Lawrence has also taken the opportunity to become an advocate for RODS (Racing for Orphans with Down Syndrome), an organization that places mentally challenged orphans in loving homes. His initiative is to focus on the kids’ activity levels and to get them moving in fun and healthy ways.

Now that he feels like he’s back in shape, Lawrence is planning on a future athletic goal. “I am now preparing for what I’m trying to do next,” he said. “I have something big in the works that will be announced by March.”

As for the RV that carried him and his family throughout the nation? “It’s long gone. It didn’t fare so well,” Lawrence said.

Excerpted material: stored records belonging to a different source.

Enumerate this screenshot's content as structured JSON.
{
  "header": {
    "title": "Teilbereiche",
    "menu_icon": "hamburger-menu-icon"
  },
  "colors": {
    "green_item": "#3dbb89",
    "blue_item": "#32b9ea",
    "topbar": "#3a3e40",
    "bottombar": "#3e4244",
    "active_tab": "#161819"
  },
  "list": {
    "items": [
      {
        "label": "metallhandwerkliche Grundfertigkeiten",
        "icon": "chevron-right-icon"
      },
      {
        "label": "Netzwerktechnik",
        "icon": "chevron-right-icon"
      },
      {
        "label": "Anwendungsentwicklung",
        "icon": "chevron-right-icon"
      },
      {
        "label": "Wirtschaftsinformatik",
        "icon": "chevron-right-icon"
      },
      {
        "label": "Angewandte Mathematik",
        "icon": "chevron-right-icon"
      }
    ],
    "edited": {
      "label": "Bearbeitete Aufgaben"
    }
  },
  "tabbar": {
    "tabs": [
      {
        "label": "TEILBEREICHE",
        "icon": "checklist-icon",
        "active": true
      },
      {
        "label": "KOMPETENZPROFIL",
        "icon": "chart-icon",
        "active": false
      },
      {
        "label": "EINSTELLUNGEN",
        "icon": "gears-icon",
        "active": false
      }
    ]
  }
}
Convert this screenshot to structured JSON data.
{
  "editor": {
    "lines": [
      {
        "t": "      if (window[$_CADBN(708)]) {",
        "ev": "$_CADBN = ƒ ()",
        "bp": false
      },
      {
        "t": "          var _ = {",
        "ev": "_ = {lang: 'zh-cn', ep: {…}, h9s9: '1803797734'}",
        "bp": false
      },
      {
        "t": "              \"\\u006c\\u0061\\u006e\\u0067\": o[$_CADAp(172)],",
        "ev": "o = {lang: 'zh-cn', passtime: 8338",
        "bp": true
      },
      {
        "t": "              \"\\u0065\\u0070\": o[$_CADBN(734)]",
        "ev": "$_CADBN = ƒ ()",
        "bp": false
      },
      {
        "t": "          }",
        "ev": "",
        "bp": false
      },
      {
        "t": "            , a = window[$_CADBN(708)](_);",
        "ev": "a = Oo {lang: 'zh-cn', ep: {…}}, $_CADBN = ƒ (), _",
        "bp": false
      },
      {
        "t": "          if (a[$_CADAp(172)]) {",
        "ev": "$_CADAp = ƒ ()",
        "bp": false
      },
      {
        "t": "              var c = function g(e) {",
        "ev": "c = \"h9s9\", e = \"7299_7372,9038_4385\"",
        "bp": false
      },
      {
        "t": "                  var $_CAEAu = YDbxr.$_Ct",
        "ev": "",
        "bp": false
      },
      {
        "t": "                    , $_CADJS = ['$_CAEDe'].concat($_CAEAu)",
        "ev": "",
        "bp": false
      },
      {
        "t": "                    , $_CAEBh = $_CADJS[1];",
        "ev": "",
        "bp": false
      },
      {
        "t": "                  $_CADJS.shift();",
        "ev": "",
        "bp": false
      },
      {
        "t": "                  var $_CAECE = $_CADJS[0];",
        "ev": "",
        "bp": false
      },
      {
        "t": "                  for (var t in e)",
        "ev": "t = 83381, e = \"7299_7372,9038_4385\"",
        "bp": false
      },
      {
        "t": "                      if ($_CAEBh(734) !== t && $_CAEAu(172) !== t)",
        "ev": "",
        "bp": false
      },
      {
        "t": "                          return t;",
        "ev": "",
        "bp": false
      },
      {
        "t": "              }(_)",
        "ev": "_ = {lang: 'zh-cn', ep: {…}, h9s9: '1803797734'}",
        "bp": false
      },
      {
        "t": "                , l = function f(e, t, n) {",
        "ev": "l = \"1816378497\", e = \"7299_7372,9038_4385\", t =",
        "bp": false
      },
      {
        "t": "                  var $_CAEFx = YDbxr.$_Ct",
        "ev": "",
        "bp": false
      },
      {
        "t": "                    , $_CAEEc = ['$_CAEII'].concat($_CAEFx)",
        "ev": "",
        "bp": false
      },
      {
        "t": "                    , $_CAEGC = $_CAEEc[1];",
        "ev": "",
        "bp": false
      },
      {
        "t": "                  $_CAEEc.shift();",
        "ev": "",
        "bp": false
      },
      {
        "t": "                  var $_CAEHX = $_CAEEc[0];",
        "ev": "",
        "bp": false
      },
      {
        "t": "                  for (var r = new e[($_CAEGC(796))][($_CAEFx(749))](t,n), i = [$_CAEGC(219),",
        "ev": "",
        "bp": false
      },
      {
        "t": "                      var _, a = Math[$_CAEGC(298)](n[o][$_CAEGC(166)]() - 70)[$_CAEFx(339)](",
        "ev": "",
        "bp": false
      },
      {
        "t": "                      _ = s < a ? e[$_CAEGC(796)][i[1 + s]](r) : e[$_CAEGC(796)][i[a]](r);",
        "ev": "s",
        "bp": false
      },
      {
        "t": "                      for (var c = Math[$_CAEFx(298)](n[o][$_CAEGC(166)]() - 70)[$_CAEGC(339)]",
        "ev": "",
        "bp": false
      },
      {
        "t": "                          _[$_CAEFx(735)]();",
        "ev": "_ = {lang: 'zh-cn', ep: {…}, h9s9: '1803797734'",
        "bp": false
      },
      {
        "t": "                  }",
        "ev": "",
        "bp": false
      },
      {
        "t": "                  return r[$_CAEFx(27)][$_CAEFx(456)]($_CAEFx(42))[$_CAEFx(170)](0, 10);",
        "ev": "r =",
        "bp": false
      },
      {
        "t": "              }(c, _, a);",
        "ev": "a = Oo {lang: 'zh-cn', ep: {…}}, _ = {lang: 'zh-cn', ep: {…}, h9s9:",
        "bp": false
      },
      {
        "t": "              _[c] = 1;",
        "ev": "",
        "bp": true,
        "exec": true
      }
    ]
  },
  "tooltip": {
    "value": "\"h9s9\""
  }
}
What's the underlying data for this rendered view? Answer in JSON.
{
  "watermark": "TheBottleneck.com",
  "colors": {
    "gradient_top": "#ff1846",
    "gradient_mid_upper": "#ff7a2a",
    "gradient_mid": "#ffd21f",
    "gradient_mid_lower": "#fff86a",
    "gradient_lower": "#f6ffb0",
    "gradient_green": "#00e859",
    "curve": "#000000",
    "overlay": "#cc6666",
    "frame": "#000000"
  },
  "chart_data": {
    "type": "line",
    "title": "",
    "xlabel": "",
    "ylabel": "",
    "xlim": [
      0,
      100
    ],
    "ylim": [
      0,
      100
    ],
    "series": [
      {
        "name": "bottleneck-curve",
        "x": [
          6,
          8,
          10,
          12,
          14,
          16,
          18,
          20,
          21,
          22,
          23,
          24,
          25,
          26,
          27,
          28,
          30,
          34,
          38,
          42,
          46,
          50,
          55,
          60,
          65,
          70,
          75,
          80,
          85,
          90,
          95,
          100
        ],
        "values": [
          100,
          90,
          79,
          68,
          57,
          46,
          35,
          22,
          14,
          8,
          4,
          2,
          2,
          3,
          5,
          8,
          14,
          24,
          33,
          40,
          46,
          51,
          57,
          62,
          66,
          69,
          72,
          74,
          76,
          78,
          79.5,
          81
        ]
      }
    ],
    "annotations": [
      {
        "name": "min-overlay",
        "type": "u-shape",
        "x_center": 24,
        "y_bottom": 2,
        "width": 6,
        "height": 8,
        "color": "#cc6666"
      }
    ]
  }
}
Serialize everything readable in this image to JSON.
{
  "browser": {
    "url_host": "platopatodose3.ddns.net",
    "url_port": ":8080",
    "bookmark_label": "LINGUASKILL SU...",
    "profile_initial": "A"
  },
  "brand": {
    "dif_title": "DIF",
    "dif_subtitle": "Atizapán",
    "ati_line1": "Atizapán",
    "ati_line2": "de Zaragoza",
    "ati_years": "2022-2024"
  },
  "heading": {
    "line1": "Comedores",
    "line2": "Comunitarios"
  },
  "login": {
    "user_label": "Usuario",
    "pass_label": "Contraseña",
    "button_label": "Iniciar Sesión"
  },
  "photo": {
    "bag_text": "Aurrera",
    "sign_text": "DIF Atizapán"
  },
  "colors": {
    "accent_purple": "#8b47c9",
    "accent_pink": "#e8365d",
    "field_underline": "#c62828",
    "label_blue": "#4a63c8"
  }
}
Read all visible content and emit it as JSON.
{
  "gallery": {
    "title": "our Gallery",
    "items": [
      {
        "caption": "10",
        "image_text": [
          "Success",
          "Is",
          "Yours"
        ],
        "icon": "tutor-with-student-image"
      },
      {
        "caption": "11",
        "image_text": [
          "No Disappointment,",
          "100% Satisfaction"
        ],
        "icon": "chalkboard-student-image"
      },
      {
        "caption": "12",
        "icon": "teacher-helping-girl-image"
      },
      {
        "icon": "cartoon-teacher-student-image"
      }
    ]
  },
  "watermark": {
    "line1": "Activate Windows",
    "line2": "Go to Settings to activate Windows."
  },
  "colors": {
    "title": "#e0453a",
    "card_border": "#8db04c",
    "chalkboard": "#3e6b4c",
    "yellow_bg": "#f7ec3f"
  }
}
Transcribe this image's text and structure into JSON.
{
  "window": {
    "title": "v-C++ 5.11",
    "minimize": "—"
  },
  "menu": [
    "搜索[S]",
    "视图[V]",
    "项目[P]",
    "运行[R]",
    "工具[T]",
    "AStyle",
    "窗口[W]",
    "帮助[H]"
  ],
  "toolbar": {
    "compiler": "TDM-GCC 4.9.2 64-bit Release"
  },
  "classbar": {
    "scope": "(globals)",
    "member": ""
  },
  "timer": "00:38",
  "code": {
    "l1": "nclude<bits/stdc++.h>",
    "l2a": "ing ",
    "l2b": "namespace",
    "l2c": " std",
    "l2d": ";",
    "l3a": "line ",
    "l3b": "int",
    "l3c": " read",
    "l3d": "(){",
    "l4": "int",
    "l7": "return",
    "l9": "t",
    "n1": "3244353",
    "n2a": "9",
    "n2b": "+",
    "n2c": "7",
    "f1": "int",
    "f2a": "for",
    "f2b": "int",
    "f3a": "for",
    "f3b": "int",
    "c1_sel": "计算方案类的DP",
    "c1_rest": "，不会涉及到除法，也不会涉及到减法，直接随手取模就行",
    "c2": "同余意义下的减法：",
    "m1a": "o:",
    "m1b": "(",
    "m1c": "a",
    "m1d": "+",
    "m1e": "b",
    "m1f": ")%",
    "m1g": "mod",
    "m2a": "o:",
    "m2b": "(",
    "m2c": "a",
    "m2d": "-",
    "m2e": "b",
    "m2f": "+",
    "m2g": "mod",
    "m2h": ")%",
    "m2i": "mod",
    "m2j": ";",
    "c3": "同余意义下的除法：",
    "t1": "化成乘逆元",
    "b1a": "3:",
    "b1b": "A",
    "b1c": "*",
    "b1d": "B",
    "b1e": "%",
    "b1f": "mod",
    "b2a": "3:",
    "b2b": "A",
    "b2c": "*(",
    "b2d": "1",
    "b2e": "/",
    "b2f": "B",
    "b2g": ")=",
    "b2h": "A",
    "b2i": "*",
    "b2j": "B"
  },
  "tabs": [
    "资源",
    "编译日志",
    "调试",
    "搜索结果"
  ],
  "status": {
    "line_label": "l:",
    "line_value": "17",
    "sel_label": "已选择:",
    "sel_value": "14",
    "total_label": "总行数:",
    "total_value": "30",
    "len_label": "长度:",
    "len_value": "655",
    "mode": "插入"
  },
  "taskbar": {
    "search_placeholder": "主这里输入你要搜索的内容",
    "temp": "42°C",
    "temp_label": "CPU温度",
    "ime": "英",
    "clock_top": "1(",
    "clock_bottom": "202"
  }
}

It would seem that between man and machine, Lawrence won the battle during his epic journey. 

This article originally appeared on RunnersWorld.com.